  • Thanks so much Linda!! We miss you at Atonement 🙂

  • Mmmm pancakes 🙂

  • Thanks Stan!!

  • Thanks Betty!

  • Thanks so much Debbie – you are awesome 🙂

  • Aww – that’s why I could do it – because Shazam! 🙂

  • Thanks Charlene – you are too sweet!

  • Oh thanks Lillian!

  • Thanks so much Cyndi! Hope you are well!

  • Congrats Andrea! I’ve done hundreds of tri’s and there is always a story that goes with every one of them. You encountered a common one – bad swim. It’s a crucial stage and lots can go wrong. One of mine was the reverse of yours — having a wetsuit on when the water temps approached 80! That was the last time I used it. Those wetsuits are tricky business. You’ll do great on the next one.

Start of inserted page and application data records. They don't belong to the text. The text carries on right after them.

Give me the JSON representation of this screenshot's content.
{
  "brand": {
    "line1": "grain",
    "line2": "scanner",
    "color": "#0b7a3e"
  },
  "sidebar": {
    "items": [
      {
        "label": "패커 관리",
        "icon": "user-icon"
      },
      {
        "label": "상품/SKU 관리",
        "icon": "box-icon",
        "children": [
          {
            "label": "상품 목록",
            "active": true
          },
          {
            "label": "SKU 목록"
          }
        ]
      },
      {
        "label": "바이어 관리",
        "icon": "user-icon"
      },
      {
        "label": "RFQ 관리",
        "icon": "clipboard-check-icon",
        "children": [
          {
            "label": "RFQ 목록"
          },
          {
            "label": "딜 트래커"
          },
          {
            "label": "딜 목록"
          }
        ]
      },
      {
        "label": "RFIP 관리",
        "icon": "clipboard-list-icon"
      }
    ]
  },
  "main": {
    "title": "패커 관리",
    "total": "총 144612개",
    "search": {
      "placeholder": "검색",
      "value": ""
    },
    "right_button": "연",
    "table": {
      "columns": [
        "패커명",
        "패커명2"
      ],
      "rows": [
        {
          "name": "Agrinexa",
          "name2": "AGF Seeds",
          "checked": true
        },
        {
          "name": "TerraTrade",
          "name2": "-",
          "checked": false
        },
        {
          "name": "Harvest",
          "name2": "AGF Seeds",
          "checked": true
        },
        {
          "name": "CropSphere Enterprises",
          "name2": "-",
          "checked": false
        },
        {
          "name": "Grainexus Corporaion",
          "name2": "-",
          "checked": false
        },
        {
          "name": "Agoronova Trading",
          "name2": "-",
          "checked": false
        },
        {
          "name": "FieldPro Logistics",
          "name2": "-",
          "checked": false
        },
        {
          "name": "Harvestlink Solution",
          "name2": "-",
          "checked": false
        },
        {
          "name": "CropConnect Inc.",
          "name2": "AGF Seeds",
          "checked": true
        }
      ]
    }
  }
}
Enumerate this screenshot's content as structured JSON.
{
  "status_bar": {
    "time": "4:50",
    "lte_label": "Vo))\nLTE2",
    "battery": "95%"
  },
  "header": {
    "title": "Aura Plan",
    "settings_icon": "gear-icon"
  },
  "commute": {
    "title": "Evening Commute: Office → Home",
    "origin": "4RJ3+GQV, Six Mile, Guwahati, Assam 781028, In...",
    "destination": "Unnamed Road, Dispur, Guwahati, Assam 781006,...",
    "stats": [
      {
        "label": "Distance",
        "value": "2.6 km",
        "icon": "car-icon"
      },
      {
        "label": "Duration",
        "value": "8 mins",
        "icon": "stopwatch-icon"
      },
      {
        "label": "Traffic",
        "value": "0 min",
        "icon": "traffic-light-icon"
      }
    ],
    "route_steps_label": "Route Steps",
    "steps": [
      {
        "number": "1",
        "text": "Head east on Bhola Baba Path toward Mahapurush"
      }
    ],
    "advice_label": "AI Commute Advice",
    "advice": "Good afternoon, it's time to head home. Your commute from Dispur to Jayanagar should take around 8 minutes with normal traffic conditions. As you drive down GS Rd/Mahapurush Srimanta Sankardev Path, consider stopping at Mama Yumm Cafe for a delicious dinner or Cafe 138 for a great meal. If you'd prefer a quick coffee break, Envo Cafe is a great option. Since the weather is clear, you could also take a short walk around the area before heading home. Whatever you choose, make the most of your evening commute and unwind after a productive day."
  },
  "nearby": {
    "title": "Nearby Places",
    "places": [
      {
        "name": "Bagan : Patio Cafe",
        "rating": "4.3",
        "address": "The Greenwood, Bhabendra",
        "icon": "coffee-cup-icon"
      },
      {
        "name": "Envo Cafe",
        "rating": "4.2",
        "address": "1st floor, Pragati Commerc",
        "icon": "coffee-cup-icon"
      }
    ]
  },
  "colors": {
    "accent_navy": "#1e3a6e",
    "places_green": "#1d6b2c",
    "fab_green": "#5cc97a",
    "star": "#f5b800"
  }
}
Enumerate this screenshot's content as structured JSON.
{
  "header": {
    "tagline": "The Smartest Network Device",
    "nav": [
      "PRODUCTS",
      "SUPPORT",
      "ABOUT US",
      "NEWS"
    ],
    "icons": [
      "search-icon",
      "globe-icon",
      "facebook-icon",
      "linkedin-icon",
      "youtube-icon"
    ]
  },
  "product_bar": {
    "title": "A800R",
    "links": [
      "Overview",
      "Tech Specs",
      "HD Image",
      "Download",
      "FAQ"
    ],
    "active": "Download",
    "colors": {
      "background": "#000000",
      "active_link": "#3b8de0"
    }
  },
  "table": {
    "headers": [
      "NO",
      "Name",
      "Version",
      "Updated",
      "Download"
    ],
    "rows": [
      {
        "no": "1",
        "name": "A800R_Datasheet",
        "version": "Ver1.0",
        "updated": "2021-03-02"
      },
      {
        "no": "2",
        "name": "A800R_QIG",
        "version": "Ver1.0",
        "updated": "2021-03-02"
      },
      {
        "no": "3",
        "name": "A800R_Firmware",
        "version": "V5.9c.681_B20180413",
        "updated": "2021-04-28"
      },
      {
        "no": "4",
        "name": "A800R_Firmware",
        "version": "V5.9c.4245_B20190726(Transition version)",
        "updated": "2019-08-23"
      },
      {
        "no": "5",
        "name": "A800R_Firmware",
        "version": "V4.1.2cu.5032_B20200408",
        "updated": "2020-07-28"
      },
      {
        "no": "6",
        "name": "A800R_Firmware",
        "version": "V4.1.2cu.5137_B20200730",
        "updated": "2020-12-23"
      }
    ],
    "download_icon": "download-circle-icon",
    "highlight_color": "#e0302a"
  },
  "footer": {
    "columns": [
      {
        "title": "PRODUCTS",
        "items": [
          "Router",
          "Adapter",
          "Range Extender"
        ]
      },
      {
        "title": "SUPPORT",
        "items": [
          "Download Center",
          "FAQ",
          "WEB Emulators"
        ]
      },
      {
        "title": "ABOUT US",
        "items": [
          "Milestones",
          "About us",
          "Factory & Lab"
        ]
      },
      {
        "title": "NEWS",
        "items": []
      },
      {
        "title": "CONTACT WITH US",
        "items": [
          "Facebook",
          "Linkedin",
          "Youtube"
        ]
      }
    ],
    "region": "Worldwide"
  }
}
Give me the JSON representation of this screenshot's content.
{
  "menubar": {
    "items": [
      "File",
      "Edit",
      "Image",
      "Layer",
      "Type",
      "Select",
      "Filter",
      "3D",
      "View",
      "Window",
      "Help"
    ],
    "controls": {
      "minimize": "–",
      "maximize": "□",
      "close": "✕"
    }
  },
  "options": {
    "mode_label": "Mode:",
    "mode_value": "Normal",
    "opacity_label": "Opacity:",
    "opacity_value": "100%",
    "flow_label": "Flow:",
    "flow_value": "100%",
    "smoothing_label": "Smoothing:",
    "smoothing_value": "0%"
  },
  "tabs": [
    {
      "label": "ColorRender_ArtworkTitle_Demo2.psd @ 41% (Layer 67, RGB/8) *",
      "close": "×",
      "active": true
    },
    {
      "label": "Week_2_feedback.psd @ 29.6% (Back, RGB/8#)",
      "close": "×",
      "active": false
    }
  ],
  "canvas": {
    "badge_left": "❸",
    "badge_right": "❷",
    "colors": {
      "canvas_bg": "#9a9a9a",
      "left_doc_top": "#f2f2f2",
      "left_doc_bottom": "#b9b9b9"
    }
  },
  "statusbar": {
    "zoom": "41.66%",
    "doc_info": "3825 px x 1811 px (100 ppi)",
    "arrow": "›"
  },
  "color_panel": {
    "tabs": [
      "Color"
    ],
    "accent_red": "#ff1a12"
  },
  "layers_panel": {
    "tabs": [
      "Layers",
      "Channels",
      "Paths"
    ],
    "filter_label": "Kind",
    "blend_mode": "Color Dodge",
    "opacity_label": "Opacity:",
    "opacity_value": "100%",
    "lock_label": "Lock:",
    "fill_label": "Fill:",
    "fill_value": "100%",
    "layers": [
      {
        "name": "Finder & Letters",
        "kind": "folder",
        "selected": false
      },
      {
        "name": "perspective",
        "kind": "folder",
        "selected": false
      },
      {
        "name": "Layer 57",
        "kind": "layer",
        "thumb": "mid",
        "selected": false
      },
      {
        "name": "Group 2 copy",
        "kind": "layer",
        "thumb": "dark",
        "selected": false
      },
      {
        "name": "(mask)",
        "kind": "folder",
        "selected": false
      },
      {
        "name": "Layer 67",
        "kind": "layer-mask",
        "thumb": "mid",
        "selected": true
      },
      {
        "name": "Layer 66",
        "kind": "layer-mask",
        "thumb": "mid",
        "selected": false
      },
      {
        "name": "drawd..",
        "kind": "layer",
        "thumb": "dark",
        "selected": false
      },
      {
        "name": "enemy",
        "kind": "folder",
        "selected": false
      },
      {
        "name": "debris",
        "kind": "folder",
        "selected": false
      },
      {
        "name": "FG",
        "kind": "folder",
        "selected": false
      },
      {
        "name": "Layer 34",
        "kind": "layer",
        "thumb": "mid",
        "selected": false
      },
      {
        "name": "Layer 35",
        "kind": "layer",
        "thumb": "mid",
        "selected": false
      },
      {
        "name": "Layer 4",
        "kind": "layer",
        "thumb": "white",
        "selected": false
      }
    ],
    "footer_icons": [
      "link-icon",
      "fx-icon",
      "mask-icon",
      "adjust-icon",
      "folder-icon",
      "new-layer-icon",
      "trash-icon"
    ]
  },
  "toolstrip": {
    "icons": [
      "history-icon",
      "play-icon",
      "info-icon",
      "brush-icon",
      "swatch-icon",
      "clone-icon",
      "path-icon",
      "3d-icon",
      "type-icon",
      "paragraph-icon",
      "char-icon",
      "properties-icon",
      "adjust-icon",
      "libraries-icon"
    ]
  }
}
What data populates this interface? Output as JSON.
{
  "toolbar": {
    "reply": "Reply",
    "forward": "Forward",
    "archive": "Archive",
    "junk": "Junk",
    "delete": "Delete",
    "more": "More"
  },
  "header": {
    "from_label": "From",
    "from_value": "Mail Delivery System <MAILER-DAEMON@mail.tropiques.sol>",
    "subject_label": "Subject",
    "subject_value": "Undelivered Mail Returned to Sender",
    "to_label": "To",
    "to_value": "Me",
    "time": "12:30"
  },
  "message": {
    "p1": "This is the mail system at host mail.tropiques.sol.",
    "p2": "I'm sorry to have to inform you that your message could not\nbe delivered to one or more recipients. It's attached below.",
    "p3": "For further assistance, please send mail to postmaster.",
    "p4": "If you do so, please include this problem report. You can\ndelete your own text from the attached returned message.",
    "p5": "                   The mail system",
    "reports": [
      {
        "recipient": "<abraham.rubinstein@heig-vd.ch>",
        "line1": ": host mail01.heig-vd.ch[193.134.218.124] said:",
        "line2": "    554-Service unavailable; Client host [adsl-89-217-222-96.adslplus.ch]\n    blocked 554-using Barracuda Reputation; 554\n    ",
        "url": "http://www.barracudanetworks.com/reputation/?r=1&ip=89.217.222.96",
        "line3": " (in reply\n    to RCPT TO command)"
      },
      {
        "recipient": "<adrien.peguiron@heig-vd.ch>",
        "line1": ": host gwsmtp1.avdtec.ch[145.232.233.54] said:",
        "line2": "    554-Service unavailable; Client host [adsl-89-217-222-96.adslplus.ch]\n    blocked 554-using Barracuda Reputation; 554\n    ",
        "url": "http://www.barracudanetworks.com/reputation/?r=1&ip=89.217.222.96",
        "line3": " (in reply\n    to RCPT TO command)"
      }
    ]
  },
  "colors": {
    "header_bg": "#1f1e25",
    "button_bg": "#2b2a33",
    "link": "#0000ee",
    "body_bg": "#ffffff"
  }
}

  • Thanks Jeff! Yes, the swim section was not my favorite 🙂

  • But YOU DID IT!! Way to go, Andrea. It doesn’t matter that you struggled… and it doesn’t matter that you came in last. YOU FINISHED — even though it was hard. There aren’t too many people that can say they’ve finished a triathlon. But you can! You should be so proud of yourself!

  • You are my hero. I laughed, I cried when reading this. I am so damn proud of you and what you did – I can’t wait to hear about it personally. Hats off to you Andrea Vahl – what a life experience!

  • Thanks Kelly! You rock 🙂

  • You are so awesome Tara 🙂

  • Joe Cirelli

    Awesome Andrea, but talk to me before you sign up for things in the future. On the other hand, you made it, so what the heck!

  • Lisa

    Andrea, you are a rock star! This was such an inspiring article. I started working out this year and every day I learn that I am capable of more than I ever thought possible!

  • I absolutely love this story. I really felt like I was there with you learning the lessons of struggle and strengthening my soul with self motivation. I’m proud of you Andrea. And you should be so very proud of yourself – you did it!

  • What a way to debut in triathlon! Whew! That’s quite a race report. Well done and glad to read your second story about your second grace, – glad it went far better. Took a lot of guts to try again. Congrats.